**Problem requirements:**
Set down all of the data that follows word for word, without the images.

*** Records provided

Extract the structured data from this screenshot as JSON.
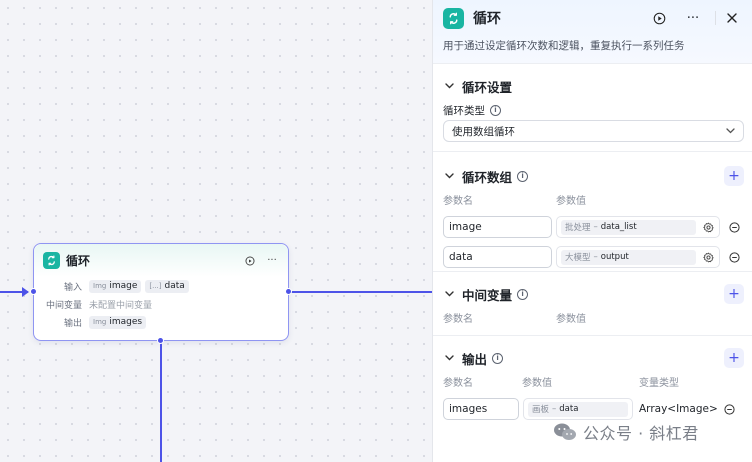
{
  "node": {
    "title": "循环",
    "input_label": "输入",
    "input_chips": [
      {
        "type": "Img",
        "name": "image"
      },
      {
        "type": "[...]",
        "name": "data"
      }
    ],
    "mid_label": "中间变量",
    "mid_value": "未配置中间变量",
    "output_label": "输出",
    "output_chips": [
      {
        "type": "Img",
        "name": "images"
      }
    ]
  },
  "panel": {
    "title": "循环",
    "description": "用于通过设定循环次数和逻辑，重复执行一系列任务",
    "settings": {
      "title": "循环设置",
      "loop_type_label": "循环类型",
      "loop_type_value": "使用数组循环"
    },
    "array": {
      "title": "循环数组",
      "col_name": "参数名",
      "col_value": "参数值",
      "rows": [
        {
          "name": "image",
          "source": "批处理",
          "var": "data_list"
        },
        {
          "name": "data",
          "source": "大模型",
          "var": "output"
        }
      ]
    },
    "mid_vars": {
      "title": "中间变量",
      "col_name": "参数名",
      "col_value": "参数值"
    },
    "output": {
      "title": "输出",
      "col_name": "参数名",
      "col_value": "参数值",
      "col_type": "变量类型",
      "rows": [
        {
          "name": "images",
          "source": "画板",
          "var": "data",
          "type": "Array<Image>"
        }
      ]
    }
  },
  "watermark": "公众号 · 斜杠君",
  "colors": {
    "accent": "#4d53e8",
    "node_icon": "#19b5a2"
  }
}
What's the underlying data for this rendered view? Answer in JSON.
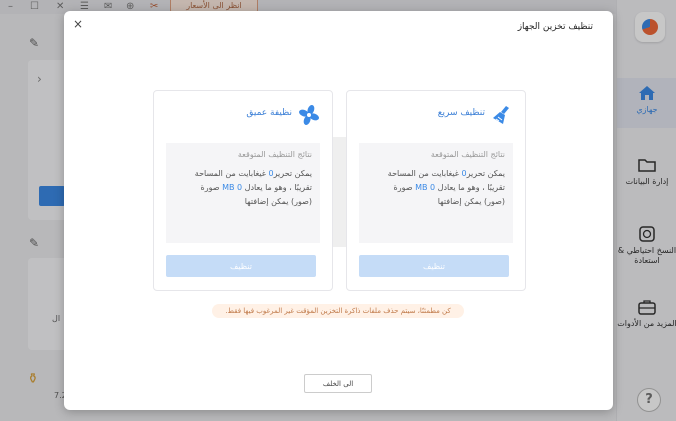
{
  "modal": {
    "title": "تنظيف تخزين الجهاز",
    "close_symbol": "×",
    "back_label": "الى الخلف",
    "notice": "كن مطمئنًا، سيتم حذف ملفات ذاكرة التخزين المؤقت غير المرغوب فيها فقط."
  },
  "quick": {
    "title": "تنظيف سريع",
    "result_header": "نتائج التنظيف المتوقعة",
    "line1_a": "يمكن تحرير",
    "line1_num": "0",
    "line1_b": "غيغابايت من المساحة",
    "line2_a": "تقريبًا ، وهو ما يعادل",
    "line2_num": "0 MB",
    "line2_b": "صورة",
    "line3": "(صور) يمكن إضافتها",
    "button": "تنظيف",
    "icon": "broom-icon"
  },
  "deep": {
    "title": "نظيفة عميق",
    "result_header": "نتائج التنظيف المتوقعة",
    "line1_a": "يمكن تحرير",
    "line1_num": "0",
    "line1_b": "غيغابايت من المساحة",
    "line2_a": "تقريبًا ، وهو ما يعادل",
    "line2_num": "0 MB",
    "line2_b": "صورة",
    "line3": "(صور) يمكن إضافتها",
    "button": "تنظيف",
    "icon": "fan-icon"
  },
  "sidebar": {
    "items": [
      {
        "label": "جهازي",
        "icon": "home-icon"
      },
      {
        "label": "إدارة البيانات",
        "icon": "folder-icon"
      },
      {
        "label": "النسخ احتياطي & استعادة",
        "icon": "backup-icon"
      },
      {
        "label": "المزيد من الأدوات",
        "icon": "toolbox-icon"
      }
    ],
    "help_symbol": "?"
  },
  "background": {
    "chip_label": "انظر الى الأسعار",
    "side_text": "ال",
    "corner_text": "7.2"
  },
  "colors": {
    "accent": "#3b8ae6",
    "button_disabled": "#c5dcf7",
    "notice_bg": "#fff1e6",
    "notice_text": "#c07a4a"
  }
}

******

**Task answer:**
Extract the structured data from this screenshot as JSON.
{
  "node": {
    "title": "循环",
    "input_label": "输入",
    "input_chips": [
      {
        "type": "Img",
        "name": "image"
      },
      {
        "type": "[...]",
        "name": "data"
      }
    ],
    "mid_label": "中间变量",
    "mid_value": "未配置中间变量",
    "output_label": "输出",
    "output_chips": [
      {
        "type": "Img",
        "name": "images"
      }
    ]
  },
  "panel": {
    "title": "循环",
    "description": "用于通过设定循环次数和逻辑，重复执行一系列任务",
    "settings": {
      "title": "循环设置",
      "loop_type_label": "循环类型",
      "loop_type_value": "使用数组循环"
    },
    "array": {
      "title": "循环数组",
      "col_name": "参数名",
      "col_value": "参数值",
      "rows": [
        {
          "name": "image",
          "source": "批处理",
          "var": "data_list"
        },
        {
          "name": "data",
          "source": "大模型",
          "var": "output"
        }
      ]
    },
    "mid_vars": {
      "title": "中间变量",
      "col_name": "参数名",
      "col_value": "参数值"
    },
    "output": {
      "title": "输出",
      "col_name": "参数名",
      "col_value": "参数值",
      "col_type": "变量类型",
      "rows": [
        {
          "name": "images",
          "source": "画板",
          "var": "data",
          "type": "Array<Image>"
        }
      ]
    }
  },
  "watermark": "公众号 · 斜杠君",
  "colors": {
    "accent": "#4d53e8",
    "node_icon": "#19b5a2"
  }
}
What's the underlying data for this rendered view? Answer in JSON.
{
  "modal": {
    "title": "تنظيف تخزين الجهاز",
    "close_symbol": "×",
    "back_label": "الى الخلف",
    "notice": "كن مطمئنًا، سيتم حذف ملفات ذاكرة التخزين المؤقت غير المرغوب فيها فقط."
  },
  "quick": {
    "title": "تنظيف سريع",
    "result_header": "نتائج التنظيف المتوقعة",
    "line1_a": "يمكن تحرير",
    "line1_num": "0",
    "line1_b": "غيغابايت من المساحة",
    "line2_a": "تقريبًا ، وهو ما يعادل",
    "line2_num": "0 MB",
    "line2_b": "صورة",
    "line3": "(صور) يمكن إضافتها",
    "button": "تنظيف",
    "icon": "broom-icon"
  },
  "deep": {
    "title": "نظيفة عميق",
    "result_header": "نتائج التنظيف المتوقعة",
    "line1_a": "يمكن تحرير",
    "line1_num": "0",
    "line1_b": "غيغابايت من المساحة",
    "line2_a": "تقريبًا ، وهو ما يعادل",
    "line2_num": "0 MB",
    "line2_b": "صورة",
    "line3": "(صور) يمكن إضافتها",
    "button": "تنظيف",
    "icon": "fan-icon"
  },
  "sidebar": {
    "items": [
      {
        "label": "جهازي",
        "icon": "home-icon"
      },
      {
        "label": "إدارة البيانات",
        "icon": "folder-icon"
      },
      {
        "label": "النسخ احتياطي & استعادة",
        "icon": "backup-icon"
      },
      {
        "label": "المزيد من الأدوات",
        "icon": "toolbox-icon"
      }
    ],
    "help_symbol": "?"
  },
  "background": {
    "chip_label": "انظر الى الأسعار",
    "side_text": "ال",
    "corner_text": "7.2"
  },
  "colors": {
    "accent": "#3b8ae6",
    "button_disabled": "#c5dcf7",
    "notice_bg": "#fff1e6",
    "notice_text": "#c07a4a"
  }
}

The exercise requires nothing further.